Last week I also borrowed some books from Boyfriend’s housemate (ostensibly so he didn’t have to move them to the new house, really because I am a book magpie), so I should also read those quite soon:
Kim Newman’s take on Sherlock Holmes, The Hound of the D’Urbervilles – I’ll be pleased if it’s as fun as Anno Dracula was, with its total mashup of Victorian literature. And Blackout, which seems to be an Oxonian time-travel novel, and which I’ve been meaning to read for a while.
Of course, my book addiction started at home, with my similarly book-loving mother, and we’ve always shared books. She’s lent me books which have turned out to be my very favourites, and which I’ve bought my own copies of for when I’m not at home.
The trouble with our book swapping, though, is that she somehow manages never to have a ridiculous TBR pile like mine (the most hers will hit is about 15, mine is currently at 164). So she reads the books I lend her straight away, whereas I still have tons of things she probably lent me years ago. I’d like to get a lot of these read before I go back, just because I know how much I hate it when my books are out of my hands.
This is what I currently have from her in the TBR pile of doom (there’s definitely others tucked away on my shelves):
The Winter King by Bernard Cornwell and The White Raven by Dianna L. Paxson, both from my original King Arthur phase several years ago; Magician by Raymond E. Feist, from my introduction to fantasy lit even earlier than that; the first book of Robin Hobb’s newest series, and a non-fiction book about the birth of the detective and detective fiction. These last two were at least lent to me this year!
That’s quite a lot to read in the next ten days – I think I’ll focus on the books in the top picture, since they were given to me a while ago, and the newer books Mum has lent me, since she probably doesn’t remember that I have the others!

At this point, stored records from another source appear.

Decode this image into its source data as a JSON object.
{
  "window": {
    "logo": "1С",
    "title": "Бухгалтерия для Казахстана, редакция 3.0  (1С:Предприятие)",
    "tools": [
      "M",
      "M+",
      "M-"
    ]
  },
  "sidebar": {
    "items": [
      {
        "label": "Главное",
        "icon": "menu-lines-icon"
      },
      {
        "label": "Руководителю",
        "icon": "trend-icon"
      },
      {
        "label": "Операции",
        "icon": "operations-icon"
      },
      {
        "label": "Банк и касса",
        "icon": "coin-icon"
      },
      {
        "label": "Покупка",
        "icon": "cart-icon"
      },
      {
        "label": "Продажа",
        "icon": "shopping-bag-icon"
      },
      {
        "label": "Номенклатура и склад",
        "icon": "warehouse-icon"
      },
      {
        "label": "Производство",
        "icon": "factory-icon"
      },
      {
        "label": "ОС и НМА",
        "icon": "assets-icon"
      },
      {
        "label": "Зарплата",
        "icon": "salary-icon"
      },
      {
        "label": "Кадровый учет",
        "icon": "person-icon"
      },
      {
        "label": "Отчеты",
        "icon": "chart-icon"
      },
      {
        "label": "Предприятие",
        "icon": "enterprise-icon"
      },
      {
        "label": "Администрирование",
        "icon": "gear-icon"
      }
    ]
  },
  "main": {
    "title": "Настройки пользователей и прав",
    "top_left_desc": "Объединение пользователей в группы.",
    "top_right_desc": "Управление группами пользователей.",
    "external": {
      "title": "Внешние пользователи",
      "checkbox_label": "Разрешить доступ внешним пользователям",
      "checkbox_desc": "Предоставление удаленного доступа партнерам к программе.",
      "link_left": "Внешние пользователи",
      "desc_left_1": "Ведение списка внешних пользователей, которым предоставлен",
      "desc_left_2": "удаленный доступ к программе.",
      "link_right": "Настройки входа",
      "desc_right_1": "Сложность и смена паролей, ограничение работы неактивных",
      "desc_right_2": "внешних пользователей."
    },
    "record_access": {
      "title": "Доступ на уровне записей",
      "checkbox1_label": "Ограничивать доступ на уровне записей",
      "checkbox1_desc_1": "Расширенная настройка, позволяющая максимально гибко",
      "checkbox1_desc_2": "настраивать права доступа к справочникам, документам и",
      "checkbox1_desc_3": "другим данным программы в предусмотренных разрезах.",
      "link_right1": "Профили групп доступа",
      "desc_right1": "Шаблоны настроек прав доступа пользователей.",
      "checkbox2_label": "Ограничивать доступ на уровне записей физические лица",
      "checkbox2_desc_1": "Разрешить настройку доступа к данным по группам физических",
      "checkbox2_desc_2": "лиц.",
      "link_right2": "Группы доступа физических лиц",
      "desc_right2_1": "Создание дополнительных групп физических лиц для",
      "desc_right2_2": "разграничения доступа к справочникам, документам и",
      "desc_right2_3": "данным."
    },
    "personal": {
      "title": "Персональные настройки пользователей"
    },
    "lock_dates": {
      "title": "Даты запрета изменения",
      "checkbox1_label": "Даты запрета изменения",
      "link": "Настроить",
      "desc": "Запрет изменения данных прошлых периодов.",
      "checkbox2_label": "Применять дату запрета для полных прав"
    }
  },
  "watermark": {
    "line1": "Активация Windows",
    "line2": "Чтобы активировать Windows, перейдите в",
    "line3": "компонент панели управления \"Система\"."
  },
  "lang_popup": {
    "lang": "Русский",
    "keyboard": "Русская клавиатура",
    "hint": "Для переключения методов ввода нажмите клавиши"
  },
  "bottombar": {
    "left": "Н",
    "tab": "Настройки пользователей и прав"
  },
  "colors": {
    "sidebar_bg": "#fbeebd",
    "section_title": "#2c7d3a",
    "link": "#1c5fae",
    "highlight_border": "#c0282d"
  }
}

Does anyone else stash books quite so much? Even now, when I know exactly how many hundreds I actually have in my room that need to be read, I can’t help but browse the bookshops and libraries and buy and borrow even more!
I just really like books…